I struggled with this as a kid. I wish I could tell you a solution, but I hadn’t been diagnosed until my 30’s. However, I have studied education itself, and honestly, that teacher should already know that punishment doesn’t work when it’s something related to a cognitive/developmental disorder. Bribes don’t work for long. However, a consequence that makes sense for not completing his work at school is perfectly reasonable.
I know… sounds like splitting hairs… “punishment” vs. “consequence”, but they really are separate things. A connected consequence for him could be not only making up all of the sentences he was supposed to write, but also write a couple sentences on why he didn’t write them on time. This could be constructive not only for him (he will have to start thinking about how he thinks… meta-cognition, or “thinking about thinking”) but also for his teacher who can use it to inform his instruction. It could very well be that he needs just a tiny bit of a push or idea to get him started on writing those three sentences, some thread for him to string his ideas on.
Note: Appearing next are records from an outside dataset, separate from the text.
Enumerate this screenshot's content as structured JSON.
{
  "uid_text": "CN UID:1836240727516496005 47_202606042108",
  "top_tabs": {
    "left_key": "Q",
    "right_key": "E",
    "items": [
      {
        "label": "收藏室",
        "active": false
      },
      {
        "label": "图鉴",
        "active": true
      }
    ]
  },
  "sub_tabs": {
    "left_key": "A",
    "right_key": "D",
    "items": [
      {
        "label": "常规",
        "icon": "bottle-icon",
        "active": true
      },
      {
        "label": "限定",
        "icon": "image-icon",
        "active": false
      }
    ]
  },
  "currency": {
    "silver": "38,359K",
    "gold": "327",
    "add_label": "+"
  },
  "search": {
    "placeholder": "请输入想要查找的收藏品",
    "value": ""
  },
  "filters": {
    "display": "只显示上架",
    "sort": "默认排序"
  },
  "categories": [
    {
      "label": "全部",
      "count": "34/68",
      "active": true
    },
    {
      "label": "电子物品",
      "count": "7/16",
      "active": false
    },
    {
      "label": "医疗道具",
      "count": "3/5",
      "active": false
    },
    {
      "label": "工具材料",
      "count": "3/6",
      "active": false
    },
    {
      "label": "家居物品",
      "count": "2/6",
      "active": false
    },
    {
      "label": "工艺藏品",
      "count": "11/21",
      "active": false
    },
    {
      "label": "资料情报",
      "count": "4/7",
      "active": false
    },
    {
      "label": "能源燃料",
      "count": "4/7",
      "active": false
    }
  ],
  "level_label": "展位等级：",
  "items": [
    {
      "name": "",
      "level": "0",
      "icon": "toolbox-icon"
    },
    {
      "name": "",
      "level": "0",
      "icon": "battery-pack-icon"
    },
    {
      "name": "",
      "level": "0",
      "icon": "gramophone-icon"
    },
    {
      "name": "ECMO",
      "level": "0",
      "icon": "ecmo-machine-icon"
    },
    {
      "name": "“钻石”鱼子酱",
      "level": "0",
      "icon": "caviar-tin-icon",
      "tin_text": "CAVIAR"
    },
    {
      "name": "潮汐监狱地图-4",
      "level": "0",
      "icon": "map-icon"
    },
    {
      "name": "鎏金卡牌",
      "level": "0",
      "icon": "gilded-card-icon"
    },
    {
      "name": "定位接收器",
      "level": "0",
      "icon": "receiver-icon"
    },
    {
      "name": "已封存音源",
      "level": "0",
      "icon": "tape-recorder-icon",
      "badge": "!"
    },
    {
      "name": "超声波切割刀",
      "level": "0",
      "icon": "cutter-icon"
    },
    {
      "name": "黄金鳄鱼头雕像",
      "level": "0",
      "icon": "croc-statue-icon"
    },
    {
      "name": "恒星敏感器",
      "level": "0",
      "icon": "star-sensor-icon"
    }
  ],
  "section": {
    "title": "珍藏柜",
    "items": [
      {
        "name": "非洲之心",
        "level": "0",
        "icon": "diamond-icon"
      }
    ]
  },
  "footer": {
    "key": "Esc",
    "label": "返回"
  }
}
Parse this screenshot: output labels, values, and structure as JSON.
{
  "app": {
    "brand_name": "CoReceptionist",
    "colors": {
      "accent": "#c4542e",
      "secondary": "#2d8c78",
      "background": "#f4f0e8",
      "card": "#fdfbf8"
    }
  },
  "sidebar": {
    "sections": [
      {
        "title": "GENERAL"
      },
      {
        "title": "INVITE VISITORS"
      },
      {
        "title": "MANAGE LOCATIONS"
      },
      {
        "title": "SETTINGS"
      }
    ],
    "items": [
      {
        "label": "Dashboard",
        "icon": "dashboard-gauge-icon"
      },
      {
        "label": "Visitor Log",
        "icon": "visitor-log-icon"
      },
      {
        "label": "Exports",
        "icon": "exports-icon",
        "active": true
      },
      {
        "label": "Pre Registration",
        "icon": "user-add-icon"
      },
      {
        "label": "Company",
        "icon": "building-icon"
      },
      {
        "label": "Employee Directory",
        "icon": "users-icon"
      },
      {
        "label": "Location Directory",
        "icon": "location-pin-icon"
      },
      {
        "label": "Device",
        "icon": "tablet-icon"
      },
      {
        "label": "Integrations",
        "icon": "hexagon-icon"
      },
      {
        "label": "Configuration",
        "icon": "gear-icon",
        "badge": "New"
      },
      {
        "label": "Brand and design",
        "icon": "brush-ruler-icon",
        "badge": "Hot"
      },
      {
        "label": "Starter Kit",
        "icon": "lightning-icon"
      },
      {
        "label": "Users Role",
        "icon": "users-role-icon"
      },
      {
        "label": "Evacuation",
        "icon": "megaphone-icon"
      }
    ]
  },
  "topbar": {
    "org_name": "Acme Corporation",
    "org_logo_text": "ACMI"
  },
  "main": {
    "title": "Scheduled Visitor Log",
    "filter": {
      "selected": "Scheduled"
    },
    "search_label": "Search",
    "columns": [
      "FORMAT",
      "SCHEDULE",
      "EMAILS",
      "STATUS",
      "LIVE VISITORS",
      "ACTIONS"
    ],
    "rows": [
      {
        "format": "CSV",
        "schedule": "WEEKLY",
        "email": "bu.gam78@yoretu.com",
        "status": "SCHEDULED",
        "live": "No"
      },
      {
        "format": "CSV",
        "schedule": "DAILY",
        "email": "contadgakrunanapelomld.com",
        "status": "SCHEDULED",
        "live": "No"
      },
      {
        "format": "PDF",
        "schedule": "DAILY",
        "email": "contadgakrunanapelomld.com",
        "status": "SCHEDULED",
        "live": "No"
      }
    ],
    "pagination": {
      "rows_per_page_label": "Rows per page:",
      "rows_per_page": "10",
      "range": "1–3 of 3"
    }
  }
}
As far as the meta-cognition stuff, though, you can only go so deep with that with ANY 9 year-olds. Most kids that age physiologically lack the brain structure to really tackle that kind of mental task. not like an adult can… and even then there are neurologically normal adults who can’t do deep meta-cognitive thinking.
Thankfully, your kiddo is young so he’s at a great age to start creating supportive techniques to help him help himself succeed, but his teacher will need to help him too. his teacher just suggesting there be a consequence at home accomplishes nothing… because that is more like a punishment. The teacher should really be doing something for him at school (like helping him figure out how to start writing on his topic), or at least be willing for him to make it up and include a short explanation.
Something a lot of people forget, and sometimes teachers too, is that “fair” and “equal” DO NOT necessarily mean THE SAME. What would be FAIR and EQUAL for your son, would be that extra little nudge, or the small accommodation to make it up on weeks he struggles to complete it.